This soup is called Sua i'a, a fish stew made with only 6 ingredients. Fish such as Bass, Parrot FIsh, and other big boned fish are mainly used for this soup. My family absolutely loved this stew and I think its going to be a regular on our menu!

Samoan history is a big part of the Samoan culture today. It is the foundation to their beliefs and their respect for their culture. For example, during celebrations and gatherings, high chiefs and the elderly receive their food first. Not just receiving their food, but they get certain parts of the roasted pig. Everyone has to wait to eat until the high ranks are fully complete with their meal. This is showing respect and honor for their high chiefs and elderly.

Bali Hai

Bali Hai is a Polynesian restaurant that my husband and I visited to have a broader perspective on the Samoan culture on guests. The island of Samoa is a tropical paradise with clear waters, fresh food, and welcoming people. Guests from all over the world travel to Samoa to have a one of a kind experience, in which they always receive. The Samoan culture highly respects guests and make them feel very welcome in their island because they want to share their culture. In chapter 4 in our book, it describes how history influences who we are and how we came to be who we are. The history of the people on the island brought a positive attitude and appreciation of their island. They wanted to put an interest in the guests to grasp the earthy and admirable culture of their people to share with the world.

As the staff from Bali Hai explained to me, the Polynesian culture is one of the best cultures to get to know. The people are very joyful, unselfish, economical, and well responsible. Everyone has a role in the household and respects it. Family comes first and should remain that way.

Family History

Each generation passes the knowledge and history of their ancestors before them. By acknowledging their responsibilities as a Samoan and the way of their ancestors, it gives the new generation to have the opportunity of their family traditions. This is why you will find many Samoans still following true to their traditions. It brings a sense of closeness to their culture and defines a part of who they are. The power that their traditions hold, brings the passion that Samoans want to share with the world.

In conclusion

From the cooking, clothes, dances, and traditions, I hope I was able to give you all a little taste of the Samoan culture. When we stop and think about our identity, we think about what made us who we are. Samoans have their families, ancestors, and traditions to guide them on their life choices. Ultimately it is up to them on the path they choose, but for the love of their people and island, they continue to expand their cultures to the new generations. What really opened my eyes for this culture is the passion and love that they cherish. Not just for their culture, but for each other and their mother island as well. As "guests" learning and visiting their culture, I want everyone to really absorb the importance and appreciation one can learn from another culture.

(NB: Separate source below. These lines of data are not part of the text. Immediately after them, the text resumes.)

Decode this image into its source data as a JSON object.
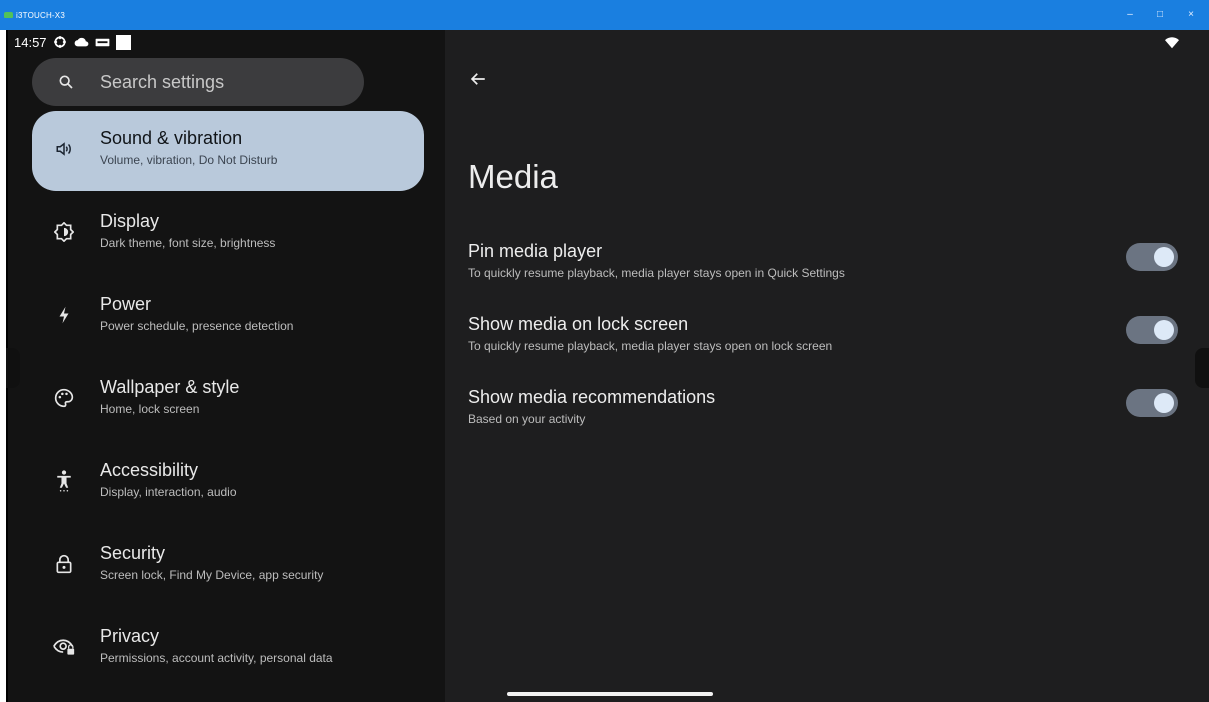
{
  "window": {
    "title": "i3TOUCH-X3",
    "controls": {
      "minimize": "–",
      "maximize": "□",
      "close": "×"
    }
  },
  "status_bar": {
    "time": "14:57",
    "icons": [
      "settings-gear-icon",
      "cloud-icon",
      "keyboard-icon",
      "blank-square-icon"
    ],
    "wifi": "wifi-icon"
  },
  "search": {
    "placeholder": "Search settings",
    "icon": "search-icon"
  },
  "settings_list": [
    {
      "label": "Sound & vibration",
      "summary": "Volume, vibration, Do Not Disturb",
      "icon": "volume-icon",
      "selected": true
    },
    {
      "label": "Display",
      "summary": "Dark theme, font size, brightness",
      "icon": "brightness-icon",
      "selected": false
    },
    {
      "label": "Power",
      "summary": "Power schedule, presence detection",
      "icon": "bolt-icon",
      "selected": false
    },
    {
      "label": "Wallpaper & style",
      "summary": "Home, lock screen",
      "icon": "palette-icon",
      "selected": false
    },
    {
      "label": "Accessibility",
      "summary": "Display, interaction, audio",
      "icon": "accessibility-icon",
      "selected": false
    },
    {
      "label": "Security",
      "summary": "Screen lock, Find My Device, app security",
      "icon": "lock-icon",
      "selected": false
    },
    {
      "label": "Privacy",
      "summary": "Permissions, account activity, personal data",
      "icon": "privacy-eye-icon",
      "selected": false
    }
  ],
  "detail": {
    "back_icon": "back-arrow-icon",
    "title": "Media",
    "preferences": [
      {
        "title": "Pin media player",
        "summary": "To quickly resume playback, media player stays open in Quick Settings",
        "enabled": true
      },
      {
        "title": "Show media on lock screen",
        "summary": "To quickly resume playback, media player stays open on lock screen",
        "enabled": true
      },
      {
        "title": "Show media recommendations",
        "summary": "Based on your activity",
        "enabled": true
      }
    ]
  },
  "colors": {
    "titlebar": "#1a7fe0",
    "left_pane": "#131313",
    "right_pane": "#1e1e1f",
    "selected_item": "#b9c9db",
    "toggle_track": "#6b7482",
    "toggle_knob": "#dde9f7"
  }
}
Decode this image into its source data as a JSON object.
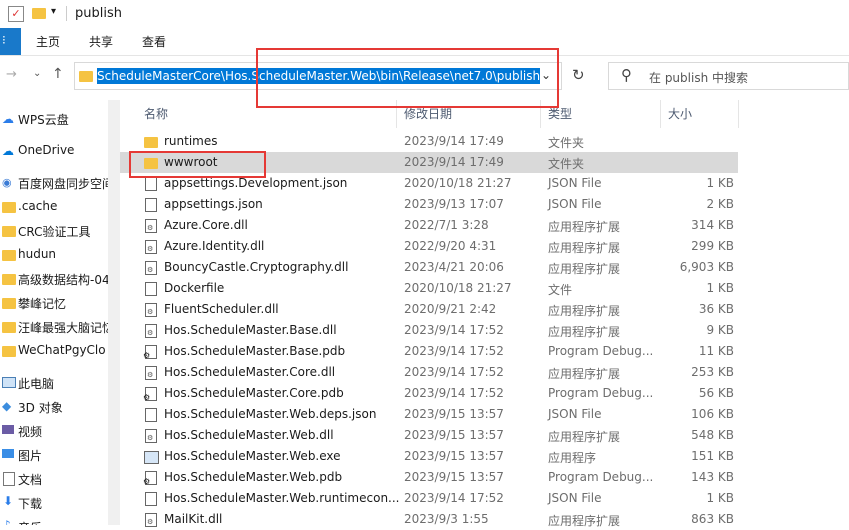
{
  "title": "publish",
  "ribbon": {
    "tabs": [
      "主页",
      "共享",
      "查看"
    ]
  },
  "address": {
    "path": "ScheduleMasterCore\\Hos.ScheduleMaster.Web\\bin\\Release\\net7.0\\publish"
  },
  "search": {
    "placeholder": "在 publish 中搜索"
  },
  "sidebar": [
    {
      "label": "WPS云盘",
      "icon": "cloud-icon"
    },
    {
      "label": "OneDrive",
      "icon": "onedrive-icon"
    },
    {
      "label": "百度网盘同步空间",
      "icon": "baidu-icon"
    },
    {
      "label": ".cache",
      "icon": "folder-icon"
    },
    {
      "label": "CRC验证工具",
      "icon": "folder-icon"
    },
    {
      "label": "hudun",
      "icon": "folder-icon"
    },
    {
      "label": "高级数据结构-04",
      "icon": "folder-icon"
    },
    {
      "label": "攀峰记忆",
      "icon": "folder-icon"
    },
    {
      "label": "汪峰最强大脑记忆",
      "icon": "folder-icon"
    },
    {
      "label": "WeChatPgyClo",
      "icon": "folder-icon"
    },
    {
      "label": "此电脑",
      "icon": "pc-icon"
    },
    {
      "label": "3D 对象",
      "icon": "3d-icon"
    },
    {
      "label": "视频",
      "icon": "video-icon"
    },
    {
      "label": "图片",
      "icon": "picture-icon"
    },
    {
      "label": "文档",
      "icon": "document-icon"
    },
    {
      "label": "下载",
      "icon": "download-icon"
    },
    {
      "label": "音乐",
      "icon": "music-icon"
    }
  ],
  "columns": {
    "name": "名称",
    "date": "修改日期",
    "type": "类型",
    "size": "大小"
  },
  "files": [
    {
      "name": "runtimes",
      "date": "2023/9/14 17:49",
      "type": "文件夹",
      "size": "",
      "icon": "folder-icon"
    },
    {
      "name": "wwwroot",
      "date": "2023/9/14 17:49",
      "type": "文件夹",
      "size": "",
      "icon": "folder-icon",
      "selected": true
    },
    {
      "name": "appsettings.Development.json",
      "date": "2020/10/18 21:27",
      "type": "JSON File",
      "size": "1 KB",
      "icon": "json-icon"
    },
    {
      "name": "appsettings.json",
      "date": "2023/9/13 17:07",
      "type": "JSON File",
      "size": "2 KB",
      "icon": "json-icon"
    },
    {
      "name": "Azure.Core.dll",
      "date": "2022/7/1 3:28",
      "type": "应用程序扩展",
      "size": "314 KB",
      "icon": "dll-icon"
    },
    {
      "name": "Azure.Identity.dll",
      "date": "2022/9/20 4:31",
      "type": "应用程序扩展",
      "size": "299 KB",
      "icon": "dll-icon"
    },
    {
      "name": "BouncyCastle.Cryptography.dll",
      "date": "2023/4/21 20:06",
      "type": "应用程序扩展",
      "size": "6,903 KB",
      "icon": "dll-icon"
    },
    {
      "name": "Dockerfile",
      "date": "2020/10/18 21:27",
      "type": "文件",
      "size": "1 KB",
      "icon": "file-icon"
    },
    {
      "name": "FluentScheduler.dll",
      "date": "2020/9/21 2:42",
      "type": "应用程序扩展",
      "size": "36 KB",
      "icon": "dll-icon"
    },
    {
      "name": "Hos.ScheduleMaster.Base.dll",
      "date": "2023/9/14 17:52",
      "type": "应用程序扩展",
      "size": "9 KB",
      "icon": "dll-icon"
    },
    {
      "name": "Hos.ScheduleMaster.Base.pdb",
      "date": "2023/9/14 17:52",
      "type": "Program Debug...",
      "size": "11 KB",
      "icon": "pdb-icon"
    },
    {
      "name": "Hos.ScheduleMaster.Core.dll",
      "date": "2023/9/14 17:52",
      "type": "应用程序扩展",
      "size": "253 KB",
      "icon": "dll-icon"
    },
    {
      "name": "Hos.ScheduleMaster.Core.pdb",
      "date": "2023/9/14 17:52",
      "type": "Program Debug...",
      "size": "56 KB",
      "icon": "pdb-icon"
    },
    {
      "name": "Hos.ScheduleMaster.Web.deps.json",
      "date": "2023/9/15 13:57",
      "type": "JSON File",
      "size": "106 KB",
      "icon": "json-icon"
    },
    {
      "name": "Hos.ScheduleMaster.Web.dll",
      "date": "2023/9/15 13:57",
      "type": "应用程序扩展",
      "size": "548 KB",
      "icon": "dll-icon"
    },
    {
      "name": "Hos.ScheduleMaster.Web.exe",
      "date": "2023/9/15 13:57",
      "type": "应用程序",
      "size": "151 KB",
      "icon": "exe-icon"
    },
    {
      "name": "Hos.ScheduleMaster.Web.pdb",
      "date": "2023/9/15 13:57",
      "type": "Program Debug...",
      "size": "143 KB",
      "icon": "pdb-icon"
    },
    {
      "name": "Hos.ScheduleMaster.Web.runtimecon...",
      "date": "2023/9/14 17:52",
      "type": "JSON File",
      "size": "1 KB",
      "icon": "json-icon"
    },
    {
      "name": "MailKit.dll",
      "date": "2023/9/3 1:55",
      "type": "应用程序扩展",
      "size": "863 KB",
      "icon": "dll-icon"
    }
  ],
  "colors": {
    "accent": "#0078d7",
    "highlight": "#e53935",
    "folder": "#f5c342"
  }
}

Works Cited

Warta, Tamara. "Samoan Dance." LoveToKnow. LoveToKnow Corp, n.d. Web. 06 Apr. 2017. <http://dance.lovetoknow.com/samoan-dance>.

"Samoan Tattoos - Tribal Tattoos." Samoan Tattoos(Tatau) - Tribal Tattoos | Polynesian Cultural Center. N.p., n.d. Web. 08 Apr. 2017. <http://www.polynesia.com/polynesian_culture/samoa/samoan-tattoos.html#.WOmpyIWcHIU>.

"Samoa - The Heart of Polynesia." Samoa | Polynesian Cultural Center. N.p., n.d. Web. 08 Apr. 2017. <http://www.polynesia.com/polynesian_culture/samoa/#.WOV4H4WcHIV>.

Martin, Judith N., and Robert K. Nakayama. Intercultural Communications in Context. 5th ed. New York: McGraw-Hill, 2010. Print.

Report Abuse

If you feel that this video content violates the Adobe Terms of Use, you may report this content by filling out this quick form.

To report a Copyright Violation, please follow Section 17 in the Terms of Use.